**Data shown:**
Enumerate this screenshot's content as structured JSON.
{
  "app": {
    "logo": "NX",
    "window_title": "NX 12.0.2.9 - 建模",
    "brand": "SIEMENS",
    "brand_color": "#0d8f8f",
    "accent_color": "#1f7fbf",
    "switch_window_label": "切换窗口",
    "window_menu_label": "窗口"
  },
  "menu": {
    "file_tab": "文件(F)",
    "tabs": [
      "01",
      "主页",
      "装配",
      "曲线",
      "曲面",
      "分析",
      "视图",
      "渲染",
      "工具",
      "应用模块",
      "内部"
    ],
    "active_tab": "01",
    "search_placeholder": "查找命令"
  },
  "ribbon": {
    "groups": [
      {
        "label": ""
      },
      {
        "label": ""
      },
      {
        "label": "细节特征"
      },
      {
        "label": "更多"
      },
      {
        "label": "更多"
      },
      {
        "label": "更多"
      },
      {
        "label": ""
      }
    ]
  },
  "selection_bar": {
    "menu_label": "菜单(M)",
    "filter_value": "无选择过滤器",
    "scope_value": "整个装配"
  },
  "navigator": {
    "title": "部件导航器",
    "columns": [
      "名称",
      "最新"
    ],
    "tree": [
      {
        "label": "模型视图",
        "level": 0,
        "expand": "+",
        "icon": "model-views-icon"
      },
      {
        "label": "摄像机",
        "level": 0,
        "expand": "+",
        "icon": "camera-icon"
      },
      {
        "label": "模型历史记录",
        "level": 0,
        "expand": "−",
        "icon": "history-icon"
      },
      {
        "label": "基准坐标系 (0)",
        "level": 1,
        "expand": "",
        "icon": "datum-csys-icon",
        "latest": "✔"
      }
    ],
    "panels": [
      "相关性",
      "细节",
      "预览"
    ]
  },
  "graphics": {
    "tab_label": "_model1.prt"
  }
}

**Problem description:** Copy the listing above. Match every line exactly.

**Result below:**
Enumerate this screenshot's content as structured JSON.
{
  "app": {
    "logo": "NX",
    "window_title": "NX 12.0.2.9 - 建模",
    "brand": "SIEMENS",
    "brand_color": "#0d8f8f",
    "accent_color": "#1f7fbf",
    "switch_window_label": "切换窗口",
    "window_menu_label": "窗口"
  },
  "menu": {
    "file_tab": "文件(F)",
    "tabs": [
      "01",
      "主页",
      "装配",
      "曲线",
      "曲面",
      "分析",
      "视图",
      "渲染",
      "工具",
      "应用模块",
      "内部"
    ],
    "active_tab": "01",
    "search_placeholder": "查找命令"
  },
  "ribbon": {
    "groups": [
      {
        "label": ""
      },
      {
        "label": ""
      },
      {
        "label": "细节特征"
      },
      {
        "label": "更多"
      },
      {
        "label": "更多"
      },
      {
        "label": "更多"
      },
      {
        "label": ""
      }
    ]
  },
  "selection_bar": {
    "menu_label": "菜单(M)",
    "filter_value": "无选择过滤器",
    "scope_value": "整个装配"
  },
  "navigator": {
    "title": "部件导航器",
    "columns": [
      "名称",
      "最新"
    ],
    "tree": [
      {
        "label": "模型视图",
        "level": 0,
        "expand": "+",
        "icon": "model-views-icon"
      },
      {
        "label": "摄像机",
        "level": 0,
        "expand": "+",
        "icon": "camera-icon"
      },
      {
        "label": "模型历史记录",
        "level": 0,
        "expand": "−",
        "icon": "history-icon"
      },
      {
        "label": "基准坐标系 (0)",
        "level": 1,
        "expand": "",
        "icon": "datum-csys-icon",
        "latest": "✔"
      }
    ],
    "panels": [
      "相关性",
      "细节",
      "预览"
    ]
  },
  "graphics": {
    "tab_label": "_model1.prt"
  }
}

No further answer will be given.